Friday, March 18, 2011

Forgotten Books: Sinful Woman - James M. Cain

SINFUL WOMAN is regarded as one of James M. Cain’s lesser novels, but let’s face it, when you’re the author of THE POSTMAN ALWAYS RINGS TWICE and DOUBLE INDEMNITY, most of your other novels are going to be regarded as lesser. SINFUL WOMAN may not be anywhere near the level of those two novels, but it’s still a pretty entertaining yarn.


Set in Reno, Nevada, the story concerns beautiful actress Sylvia Shoreham, who’s there to get a divorce from her husband, a formerly penniless European baron turned movie producer. Sylvia meets the local sheriff, Parker Lucas, and they fall for each other immediately, but things are complicated by the arrival in town of the baron, his somewhat shady partner in the movie studio that has Sylvia under contract, and some colorful hangers-on. Throw in a casino owner, Sylvia’s troublesome sister, some insurance guys (Cain must have loved the insurance business, as often as it turns up in his books), and it shouldn’t come as a surprise that somebody winds up dead and Sheriff Lucas has a mess on his hands trying to untangle everything and save Sylvia from a murder charge . . . that is, unless she’s really guilty.


This is one of those books where a lot happens in a span of about twelve hours, and the plot gets pretty complicated. I think it all makes sense in the end, but I’m not sure. My only real complaint is that Cain goes overboard on the dialect in places. But I like the characters, especially the sheriff, and the book is pretty funny in places. The back cover copy on the edition I read refers to it as “a zany soap opera”, and that’s a good description. It’s definitely in the screwball vein.

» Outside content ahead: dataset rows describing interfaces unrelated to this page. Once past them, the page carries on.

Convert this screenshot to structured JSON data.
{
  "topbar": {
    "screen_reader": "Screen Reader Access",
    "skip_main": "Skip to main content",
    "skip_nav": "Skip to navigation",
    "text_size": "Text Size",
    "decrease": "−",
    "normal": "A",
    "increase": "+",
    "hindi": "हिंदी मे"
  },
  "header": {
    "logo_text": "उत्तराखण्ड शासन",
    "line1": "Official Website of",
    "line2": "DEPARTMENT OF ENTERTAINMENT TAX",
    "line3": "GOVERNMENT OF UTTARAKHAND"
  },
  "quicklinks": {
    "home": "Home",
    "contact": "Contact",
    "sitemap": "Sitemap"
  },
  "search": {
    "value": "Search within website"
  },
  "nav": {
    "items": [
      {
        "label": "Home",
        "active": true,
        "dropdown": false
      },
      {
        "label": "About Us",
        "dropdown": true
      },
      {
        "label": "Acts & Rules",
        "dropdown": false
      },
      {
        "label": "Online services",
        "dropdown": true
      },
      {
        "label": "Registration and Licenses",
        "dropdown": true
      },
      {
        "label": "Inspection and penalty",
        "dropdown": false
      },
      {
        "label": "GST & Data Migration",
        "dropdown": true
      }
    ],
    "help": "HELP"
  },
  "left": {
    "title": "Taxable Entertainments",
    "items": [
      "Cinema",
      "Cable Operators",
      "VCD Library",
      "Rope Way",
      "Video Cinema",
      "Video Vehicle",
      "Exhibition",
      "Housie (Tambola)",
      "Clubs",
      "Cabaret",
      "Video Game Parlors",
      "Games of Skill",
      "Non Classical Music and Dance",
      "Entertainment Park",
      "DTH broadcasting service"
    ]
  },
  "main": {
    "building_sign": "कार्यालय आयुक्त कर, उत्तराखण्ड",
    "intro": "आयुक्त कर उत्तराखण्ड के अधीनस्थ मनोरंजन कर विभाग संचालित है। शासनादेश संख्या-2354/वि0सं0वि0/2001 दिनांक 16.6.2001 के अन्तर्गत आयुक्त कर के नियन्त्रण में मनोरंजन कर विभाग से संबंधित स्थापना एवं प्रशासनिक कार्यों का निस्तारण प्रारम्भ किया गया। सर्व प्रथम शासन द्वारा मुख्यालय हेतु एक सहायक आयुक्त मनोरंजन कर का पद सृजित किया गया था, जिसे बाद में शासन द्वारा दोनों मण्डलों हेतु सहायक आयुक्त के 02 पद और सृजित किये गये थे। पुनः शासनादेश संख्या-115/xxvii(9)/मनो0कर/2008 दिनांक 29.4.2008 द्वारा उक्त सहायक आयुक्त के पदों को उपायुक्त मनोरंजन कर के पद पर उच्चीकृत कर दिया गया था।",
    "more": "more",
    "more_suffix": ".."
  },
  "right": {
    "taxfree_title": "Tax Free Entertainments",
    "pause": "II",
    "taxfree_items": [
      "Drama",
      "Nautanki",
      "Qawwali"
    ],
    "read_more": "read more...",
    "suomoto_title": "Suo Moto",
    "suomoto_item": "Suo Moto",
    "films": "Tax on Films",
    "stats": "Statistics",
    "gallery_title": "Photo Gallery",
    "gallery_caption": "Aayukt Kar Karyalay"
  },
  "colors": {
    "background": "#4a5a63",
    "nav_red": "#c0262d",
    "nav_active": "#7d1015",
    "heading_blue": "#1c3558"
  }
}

If you’ve never read Cain’s work before, SINFUL WOMAN is not the book you should start with, since it’s not really that typical of his other books. But if you like the others, you’ll probably enjoy this one, too, despite its oddball nature. I thought it was fun.

7 comments:

George said...

You're right, SINFUL WOMAN is not top-shelf James M. Cain. But it still has some great writing on practically every page. Cain's work bear study.

Evan Lewis said...

I enjoyed this one, too. Since most of Cain's famous books are in first person, the breezy third-person of this was a striking change. Also unusual because it was a paperback (digest) original.

James Reasoner said...

"Breezy" is the perfect word to describe this book.

Julia Madeleine said...

Ahh, love James M. Cain. Although, this is one I've never read.

Frank Loose said...

I would add "quirky" to the description of this book. I thoroughly enjoyed it - as i have all of Cain's work - but my favorite Cain book not titled Double Indemnity, or Postman, is LOVE'S LOVELY COUNTERFEIT. Written in 1942, so an early Cain, it is a mob story whose main characters reminded me of the type folks that Peter Rabe would later write about.

George said...

I think HBO is broadcasting a new version of James M. Cain's MILDRED PIERCE.

Harp of Hyperion said...

Its been years since I read this book, so I'm a bit foggy on the plot details, but I recall enjoying in. If Jim Thompson ever wrote a screwball comedy, it would come out something like this.

I seem to recall that the difference in tone can be traced to the origin of the story: that Cain had originally written it as a screenplay for what he hoped would make a popular movie, in the current vein -- but that the studio rejected it. He re-wrote this screenplay into this novel.